§ Instructions for the task
Repeat every line below exactly, word for word.

====== Input for this task

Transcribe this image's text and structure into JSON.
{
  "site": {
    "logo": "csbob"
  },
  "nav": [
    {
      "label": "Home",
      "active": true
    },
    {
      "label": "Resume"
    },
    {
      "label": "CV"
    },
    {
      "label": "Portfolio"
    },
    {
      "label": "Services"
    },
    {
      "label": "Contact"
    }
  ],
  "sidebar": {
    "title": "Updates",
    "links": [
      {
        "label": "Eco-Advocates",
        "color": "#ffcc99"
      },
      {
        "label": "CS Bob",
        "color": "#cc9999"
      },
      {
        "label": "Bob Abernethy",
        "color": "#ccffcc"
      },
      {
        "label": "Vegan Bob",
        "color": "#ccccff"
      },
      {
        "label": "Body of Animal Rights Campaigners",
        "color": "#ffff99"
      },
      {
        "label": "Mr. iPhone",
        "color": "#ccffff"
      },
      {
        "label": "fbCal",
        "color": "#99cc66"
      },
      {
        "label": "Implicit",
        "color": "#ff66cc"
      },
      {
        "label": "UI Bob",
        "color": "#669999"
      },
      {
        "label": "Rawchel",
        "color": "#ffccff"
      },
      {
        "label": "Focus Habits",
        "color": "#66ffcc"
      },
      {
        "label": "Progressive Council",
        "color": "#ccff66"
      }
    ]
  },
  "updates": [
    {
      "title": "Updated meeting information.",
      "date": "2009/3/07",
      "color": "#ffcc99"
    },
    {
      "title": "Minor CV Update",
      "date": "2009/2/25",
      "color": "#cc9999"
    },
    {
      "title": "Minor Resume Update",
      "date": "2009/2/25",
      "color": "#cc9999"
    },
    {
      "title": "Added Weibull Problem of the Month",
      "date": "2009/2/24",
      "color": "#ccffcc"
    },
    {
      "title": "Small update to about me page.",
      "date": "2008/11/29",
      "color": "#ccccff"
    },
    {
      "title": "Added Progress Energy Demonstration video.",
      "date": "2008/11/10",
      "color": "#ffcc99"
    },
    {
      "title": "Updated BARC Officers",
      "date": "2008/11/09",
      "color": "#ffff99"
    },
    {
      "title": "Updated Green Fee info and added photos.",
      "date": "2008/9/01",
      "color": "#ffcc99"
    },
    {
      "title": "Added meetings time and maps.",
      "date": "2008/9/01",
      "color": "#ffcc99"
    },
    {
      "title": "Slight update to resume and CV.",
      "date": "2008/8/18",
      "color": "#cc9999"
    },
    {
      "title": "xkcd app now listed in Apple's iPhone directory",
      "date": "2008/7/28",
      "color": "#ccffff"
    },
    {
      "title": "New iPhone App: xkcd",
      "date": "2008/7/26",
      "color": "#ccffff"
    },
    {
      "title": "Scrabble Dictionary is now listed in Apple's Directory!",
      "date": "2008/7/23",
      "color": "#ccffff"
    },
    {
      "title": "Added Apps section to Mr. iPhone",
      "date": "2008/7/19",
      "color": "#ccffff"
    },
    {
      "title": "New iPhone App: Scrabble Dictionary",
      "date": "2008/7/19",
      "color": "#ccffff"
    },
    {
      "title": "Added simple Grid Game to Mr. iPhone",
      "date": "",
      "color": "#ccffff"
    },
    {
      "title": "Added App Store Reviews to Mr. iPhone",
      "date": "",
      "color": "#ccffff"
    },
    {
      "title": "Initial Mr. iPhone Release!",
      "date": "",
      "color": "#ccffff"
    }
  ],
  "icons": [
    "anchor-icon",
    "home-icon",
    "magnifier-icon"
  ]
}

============

§ Answer for this exercise
Transcribe this image's text and structure into JSON.
{
  "site": {
    "logo": "csbob"
  },
  "nav": [
    {
      "label": "Home",
      "active": true
    },
    {
      "label": "Resume"
    },
    {
      "label": "CV"
    },
    {
      "label": "Portfolio"
    },
    {
      "label": "Services"
    },
    {
      "label": "Contact"
    }
  ],
  "sidebar": {
    "title": "Updates",
    "links": [
      {
        "label": "Eco-Advocates",
        "color": "#ffcc99"
      },
      {
        "label": "CS Bob",
        "color": "#cc9999"
      },
      {
        "label": "Bob Abernethy",
        "color": "#ccffcc"
      },
      {
        "label": "Vegan Bob",
        "color": "#ccccff"
      },
      {
        "label": "Body of Animal Rights Campaigners",
        "color": "#ffff99"
      },
      {
        "label": "Mr. iPhone",
        "color": "#ccffff"
      },
      {
        "label": "fbCal",
        "color": "#99cc66"
      },
      {
        "label": "Implicit",
        "color": "#ff66cc"
      },
      {
        "label": "UI Bob",
        "color": "#669999"
      },
      {
        "label": "Rawchel",
        "color": "#ffccff"
      },
      {
        "label": "Focus Habits",
        "color": "#66ffcc"
      },
      {
        "label": "Progressive Council",
        "color": "#ccff66"
      }
    ]
  },
  "updates": [
    {
      "title": "Updated meeting information.",
      "date": "2009/3/07",
      "color": "#ffcc99"
    },
    {
      "title": "Minor CV Update",
      "date": "2009/2/25",
      "color": "#cc9999"
    },
    {
      "title": "Minor Resume Update",
      "date": "2009/2/25",
      "color": "#cc9999"
    },
    {
      "title": "Added Weibull Problem of the Month",
      "date": "2009/2/24",
      "color": "#ccffcc"
    },
    {
      "title": "Small update to about me page.",
      "date": "2008/11/29",
      "color": "#ccccff"
    },
    {
      "title": "Added Progress Energy Demonstration video.",
      "date": "2008/11/10",
      "color": "#ffcc99"
    },
    {
      "title": "Updated BARC Officers",
      "date": "2008/11/09",
      "color": "#ffff99"
    },
    {
      "title": "Updated Green Fee info and added photos.",
      "date": "2008/9/01",
      "color": "#ffcc99"
    },
    {
      "title": "Added meetings time and maps.",
      "date": "2008/9/01",
      "color": "#ffcc99"
    },
    {
      "title": "Slight update to resume and CV.",
      "date": "2008/8/18",
      "color": "#cc9999"
    },
    {
      "title": "xkcd app now listed in Apple's iPhone directory",
      "date": "2008/7/28",
      "color": "#ccffff"
    },
    {
      "title": "New iPhone App: xkcd",
      "date": "2008/7/26",
      "color": "#ccffff"
    },
    {
      "title": "Scrabble Dictionary is now listed in Apple's Directory!",
      "date": "2008/7/23",
      "color": "#ccffff"
    },
    {
      "title": "Added Apps section to Mr. iPhone",
      "date": "2008/7/19",
      "color": "#ccffff"
    },
    {
      "title": "New iPhone App: Scrabble Dictionary",
      "date": "2008/7/19",
      "color": "#ccffff"
    },
    {
      "title": "Added simple Grid Game to Mr. iPhone",
      "date": "",
      "color": "#ccffff"
    },
    {
      "title": "Added App Store Reviews to Mr. iPhone",
      "date": "",
      "color": "#ccffff"
    },
    {
      "title": "Initial Mr. iPhone Release!",
      "date": "",
      "color": "#ccffff"
    }
  ],
  "icons": [
    "anchor-icon",
    "home-icon",
    "magnifier-icon"
  ]
}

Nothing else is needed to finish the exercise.